## TASK PROMPT
If an entry holds a picture, leave the picture out and copy the rest exactly.

╭──

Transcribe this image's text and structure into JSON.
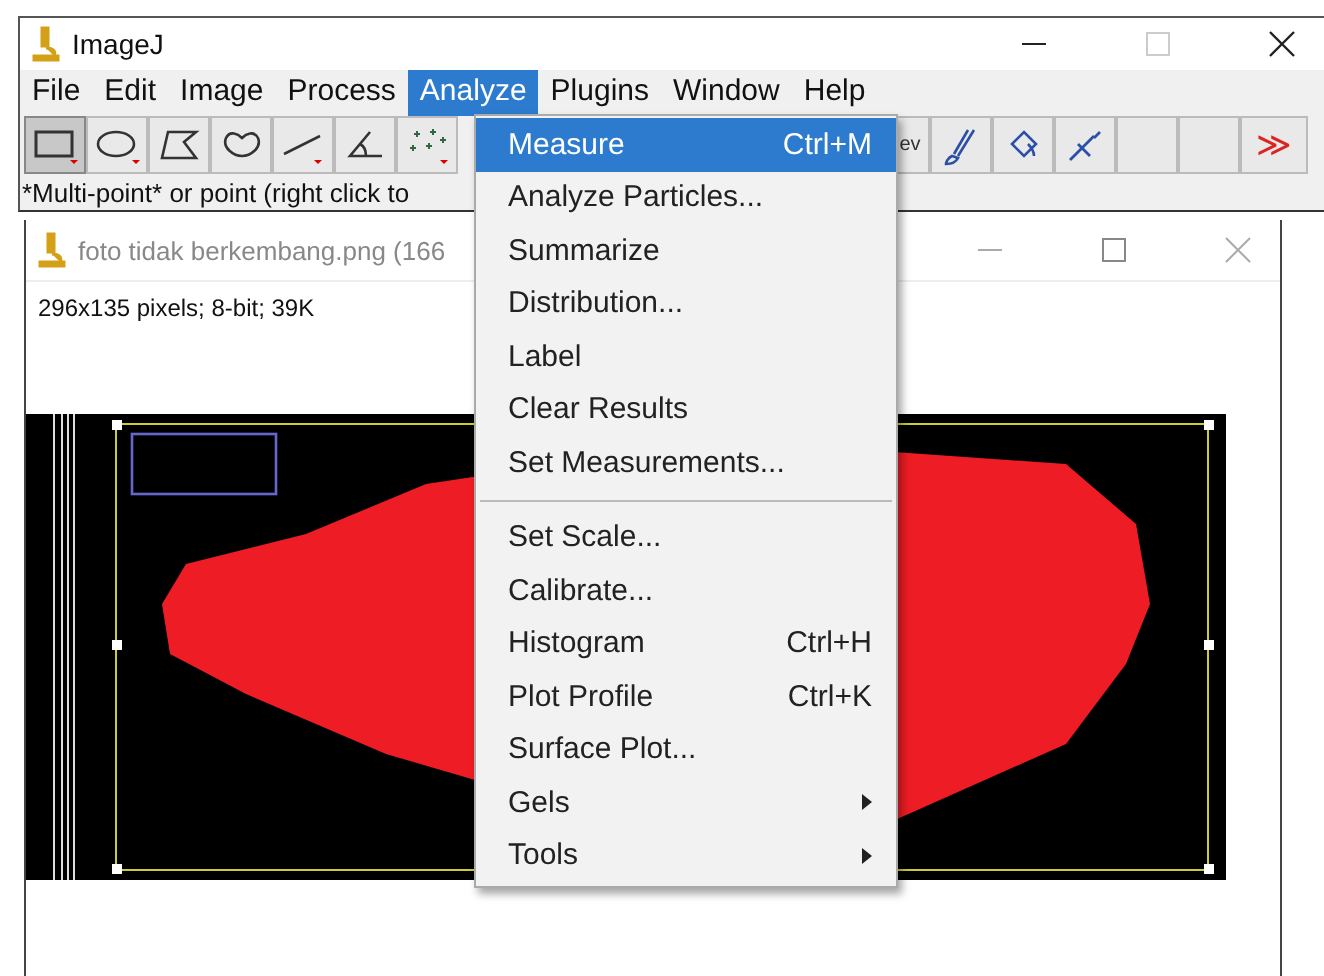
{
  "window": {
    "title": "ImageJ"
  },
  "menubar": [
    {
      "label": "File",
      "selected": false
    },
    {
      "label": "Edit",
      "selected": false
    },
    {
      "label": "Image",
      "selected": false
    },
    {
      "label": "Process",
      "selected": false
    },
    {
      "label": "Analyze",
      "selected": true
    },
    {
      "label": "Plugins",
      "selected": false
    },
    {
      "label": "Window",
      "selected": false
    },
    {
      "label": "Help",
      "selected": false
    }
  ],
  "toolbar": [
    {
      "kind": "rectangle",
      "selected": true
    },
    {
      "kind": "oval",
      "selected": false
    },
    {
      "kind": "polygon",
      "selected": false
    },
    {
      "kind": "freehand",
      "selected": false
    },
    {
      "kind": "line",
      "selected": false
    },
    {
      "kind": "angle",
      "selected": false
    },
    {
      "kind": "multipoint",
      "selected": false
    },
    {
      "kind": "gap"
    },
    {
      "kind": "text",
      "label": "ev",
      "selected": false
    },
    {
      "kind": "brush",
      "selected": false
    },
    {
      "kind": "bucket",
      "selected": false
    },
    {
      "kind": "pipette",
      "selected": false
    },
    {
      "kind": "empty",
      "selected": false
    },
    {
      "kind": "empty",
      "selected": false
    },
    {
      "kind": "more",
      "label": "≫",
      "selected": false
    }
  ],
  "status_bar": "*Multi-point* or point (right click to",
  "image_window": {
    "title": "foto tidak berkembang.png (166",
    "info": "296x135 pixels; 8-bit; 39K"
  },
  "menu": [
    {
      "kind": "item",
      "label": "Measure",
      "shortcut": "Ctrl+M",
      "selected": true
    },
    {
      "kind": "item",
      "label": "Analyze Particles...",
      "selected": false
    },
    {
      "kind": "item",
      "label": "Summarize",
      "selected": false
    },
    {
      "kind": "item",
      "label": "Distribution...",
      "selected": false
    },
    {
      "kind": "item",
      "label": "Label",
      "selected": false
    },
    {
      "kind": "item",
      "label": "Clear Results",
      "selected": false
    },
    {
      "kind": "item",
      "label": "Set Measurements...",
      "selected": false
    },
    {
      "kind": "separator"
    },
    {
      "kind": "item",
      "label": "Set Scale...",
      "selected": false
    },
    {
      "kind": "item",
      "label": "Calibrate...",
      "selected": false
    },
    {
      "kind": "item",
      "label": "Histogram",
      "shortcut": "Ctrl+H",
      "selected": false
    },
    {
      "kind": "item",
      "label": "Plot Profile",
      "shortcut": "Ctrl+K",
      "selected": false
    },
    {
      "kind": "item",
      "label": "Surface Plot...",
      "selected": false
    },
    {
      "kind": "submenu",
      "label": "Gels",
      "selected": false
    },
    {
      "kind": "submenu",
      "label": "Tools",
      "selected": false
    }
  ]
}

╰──

## SOLVED PROBLEM
Transcribe this image's text and structure into JSON.
{
  "window": {
    "title": "ImageJ"
  },
  "menubar": [
    {
      "label": "File",
      "selected": false
    },
    {
      "label": "Edit",
      "selected": false
    },
    {
      "label": "Image",
      "selected": false
    },
    {
      "label": "Process",
      "selected": false
    },
    {
      "label": "Analyze",
      "selected": true
    },
    {
      "label": "Plugins",
      "selected": false
    },
    {
      "label": "Window",
      "selected": false
    },
    {
      "label": "Help",
      "selected": false
    }
  ],
  "toolbar": [
    {
      "kind": "rectangle",
      "selected": true
    },
    {
      "kind": "oval",
      "selected": false
    },
    {
      "kind": "polygon",
      "selected": false
    },
    {
      "kind": "freehand",
      "selected": false
    },
    {
      "kind": "line",
      "selected": false
    },
    {
      "kind": "angle",
      "selected": false
    },
    {
      "kind": "multipoint",
      "selected": false
    },
    {
      "kind": "gap"
    },
    {
      "kind": "text",
      "label": "ev",
      "selected": false
    },
    {
      "kind": "brush",
      "selected": false
    },
    {
      "kind": "bucket",
      "selected": false
    },
    {
      "kind": "pipette",
      "selected": false
    },
    {
      "kind": "empty",
      "selected": false
    },
    {
      "kind": "empty",
      "selected": false
    },
    {
      "kind": "more",
      "label": "≫",
      "selected": false
    }
  ],
  "status_bar": "*Multi-point* or point (right click to",
  "image_window": {
    "title": "foto tidak berkembang.png (166",
    "info": "296x135 pixels; 8-bit; 39K"
  },
  "menu": [
    {
      "kind": "item",
      "label": "Measure",
      "shortcut": "Ctrl+M",
      "selected": true
    },
    {
      "kind": "item",
      "label": "Analyze Particles...",
      "selected": false
    },
    {
      "kind": "item",
      "label": "Summarize",
      "selected": false
    },
    {
      "kind": "item",
      "label": "Distribution...",
      "selected": false
    },
    {
      "kind": "item",
      "label": "Label",
      "selected": false
    },
    {
      "kind": "item",
      "label": "Clear Results",
      "selected": false
    },
    {
      "kind": "item",
      "label": "Set Measurements...",
      "selected": false
    },
    {
      "kind": "separator"
    },
    {
      "kind": "item",
      "label": "Set Scale...",
      "selected": false
    },
    {
      "kind": "item",
      "label": "Calibrate...",
      "selected": false
    },
    {
      "kind": "item",
      "label": "Histogram",
      "shortcut": "Ctrl+H",
      "selected": false
    },
    {
      "kind": "item",
      "label": "Plot Profile",
      "shortcut": "Ctrl+K",
      "selected": false
    },
    {
      "kind": "item",
      "label": "Surface Plot...",
      "selected": false
    },
    {
      "kind": "submenu",
      "label": "Gels",
      "selected": false
    },
    {
      "kind": "submenu",
      "label": "Tools",
      "selected": false
    }
  ]
}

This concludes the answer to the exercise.